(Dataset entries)

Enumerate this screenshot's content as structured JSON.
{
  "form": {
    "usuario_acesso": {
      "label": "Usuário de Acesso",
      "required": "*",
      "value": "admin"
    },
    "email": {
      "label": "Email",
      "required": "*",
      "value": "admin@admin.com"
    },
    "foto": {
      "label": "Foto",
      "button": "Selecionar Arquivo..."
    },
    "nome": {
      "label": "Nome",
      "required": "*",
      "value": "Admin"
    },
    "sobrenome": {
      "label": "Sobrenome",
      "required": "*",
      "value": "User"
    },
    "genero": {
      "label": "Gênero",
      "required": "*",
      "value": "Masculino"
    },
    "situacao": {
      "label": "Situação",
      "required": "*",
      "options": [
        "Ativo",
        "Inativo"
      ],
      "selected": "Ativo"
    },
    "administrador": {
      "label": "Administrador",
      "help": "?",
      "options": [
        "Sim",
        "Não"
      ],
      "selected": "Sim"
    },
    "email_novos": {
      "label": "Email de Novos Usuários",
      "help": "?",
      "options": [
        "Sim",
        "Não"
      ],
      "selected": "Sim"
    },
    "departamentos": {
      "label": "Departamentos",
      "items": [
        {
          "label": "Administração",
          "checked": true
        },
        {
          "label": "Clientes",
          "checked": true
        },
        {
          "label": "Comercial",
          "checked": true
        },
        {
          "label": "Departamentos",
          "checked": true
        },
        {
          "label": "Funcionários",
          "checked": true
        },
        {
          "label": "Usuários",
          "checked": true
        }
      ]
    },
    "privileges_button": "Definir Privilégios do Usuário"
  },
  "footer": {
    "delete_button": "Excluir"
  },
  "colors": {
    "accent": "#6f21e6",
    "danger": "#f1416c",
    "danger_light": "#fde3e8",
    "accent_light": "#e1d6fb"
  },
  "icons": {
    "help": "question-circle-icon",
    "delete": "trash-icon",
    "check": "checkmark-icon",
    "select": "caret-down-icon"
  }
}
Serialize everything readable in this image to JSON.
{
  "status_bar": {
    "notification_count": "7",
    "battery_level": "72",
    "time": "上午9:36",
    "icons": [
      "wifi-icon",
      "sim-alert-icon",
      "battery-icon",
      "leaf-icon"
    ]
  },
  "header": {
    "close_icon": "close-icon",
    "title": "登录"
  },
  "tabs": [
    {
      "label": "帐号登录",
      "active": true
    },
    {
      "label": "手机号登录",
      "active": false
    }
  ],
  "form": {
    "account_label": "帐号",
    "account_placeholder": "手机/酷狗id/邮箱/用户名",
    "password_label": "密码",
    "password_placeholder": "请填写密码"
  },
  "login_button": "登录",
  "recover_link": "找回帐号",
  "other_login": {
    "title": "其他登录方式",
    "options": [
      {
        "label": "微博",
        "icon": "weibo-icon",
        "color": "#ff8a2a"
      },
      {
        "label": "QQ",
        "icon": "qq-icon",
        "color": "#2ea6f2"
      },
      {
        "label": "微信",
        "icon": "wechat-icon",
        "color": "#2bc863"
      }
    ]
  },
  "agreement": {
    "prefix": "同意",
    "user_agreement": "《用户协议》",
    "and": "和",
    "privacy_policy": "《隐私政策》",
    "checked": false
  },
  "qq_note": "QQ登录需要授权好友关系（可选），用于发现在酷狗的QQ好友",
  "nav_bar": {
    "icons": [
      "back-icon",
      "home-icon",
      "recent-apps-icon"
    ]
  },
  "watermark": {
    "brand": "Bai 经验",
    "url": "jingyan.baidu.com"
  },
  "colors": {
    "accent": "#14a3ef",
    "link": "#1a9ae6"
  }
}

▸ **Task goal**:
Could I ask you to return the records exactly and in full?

▸ **The answer**:
Enumerate this screenshot's content as structured JSON.
{
  "form": {
    "usuario_acesso": {
      "label": "Usuário de Acesso",
      "required": "*",
      "value": "admin"
    },
    "email": {
      "label": "Email",
      "required": "*",
      "value": "admin@admin.com"
    },
    "foto": {
      "label": "Foto",
      "button": "Selecionar Arquivo..."
    },
    "nome": {
      "label": "Nome",
      "required": "*",
      "value": "Admin"
    },
    "sobrenome": {
      "label": "Sobrenome",
      "required": "*",
      "value": "User"
    },
    "genero": {
      "label": "Gênero",
      "required": "*",
      "value": "Masculino"
    },
    "situacao": {
      "label": "Situação",
      "required": "*",
      "options": [
        "Ativo",
        "Inativo"
      ],
      "selected": "Ativo"
    },
    "administrador": {
      "label": "Administrador",
      "help": "?",
      "options": [
        "Sim",
        "Não"
      ],
      "selected": "Sim"
    },
    "email_novos": {
      "label": "Email de Novos Usuários",
      "help": "?",
      "options": [
        "Sim",
        "Não"
      ],
      "selected": "Sim"
    },
    "departamentos": {
      "label": "Departamentos",
      "items": [
        {
          "label": "Administração",
          "checked": true
        },
        {
          "label": "Clientes",
          "checked": true
        },
        {
          "label": "Comercial",
          "checked": true
        },
        {
          "label": "Departamentos",
          "checked": true
        },
        {
          "label": "Funcionários",
          "checked": true
        },
        {
          "label": "Usuários",
          "checked": true
        }
      ]
    },
    "privileges_button": "Definir Privilégios do Usuário"
  },
  "footer": {
    "delete_button": "Excluir"
  },
  "colors": {
    "accent": "#6f21e6",
    "danger": "#f1416c",
    "danger_light": "#fde3e8",
    "accent_light": "#e1d6fb"
  },
  "icons": {
    "help": "question-circle-icon",
    "delete": "trash-icon",
    "check": "checkmark-icon",
    "select": "caret-down-icon"
  }
}
Serialize everything readable in this image to JSON.
{
  "status_bar": {
    "notification_count": "7",
    "battery_level": "72",
    "time": "上午9:36",
    "icons": [
      "wifi-icon",
      "sim-alert-icon",
      "battery-icon",
      "leaf-icon"
    ]
  },
  "header": {
    "close_icon": "close-icon",
    "title": "登录"
  },
  "tabs": [
    {
      "label": "帐号登录",
      "active": true
    },
    {
      "label": "手机号登录",
      "active": false
    }
  ],
  "form": {
    "account_label": "帐号",
    "account_placeholder": "手机/酷狗id/邮箱/用户名",
    "password_label": "密码",
    "password_placeholder": "请填写密码"
  },
  "login_button": "登录",
  "recover_link": "找回帐号",
  "other_login": {
    "title": "其他登录方式",
    "options": [
      {
        "label": "微博",
        "icon": "weibo-icon",
        "color": "#ff8a2a"
      },
      {
        "label": "QQ",
        "icon": "qq-icon",
        "color": "#2ea6f2"
      },
      {
        "label": "微信",
        "icon": "wechat-icon",
        "color": "#2bc863"
      }
    ]
  },
  "agreement": {
    "prefix": "同意",
    "user_agreement": "《用户协议》",
    "and": "和",
    "privacy_policy": "《隐私政策》",
    "checked": false
  },
  "qq_note": "QQ登录需要授权好友关系（可选），用于发现在酷狗的QQ好友",
  "nav_bar": {
    "icons": [
      "back-icon",
      "home-icon",
      "recent-apps-icon"
    ]
  },
  "watermark": {
    "brand": "Bai 经验",
    "url": "jingyan.baidu.com"
  },
  "colors": {
    "accent": "#14a3ef",
    "link": "#1a9ae6"
  }
}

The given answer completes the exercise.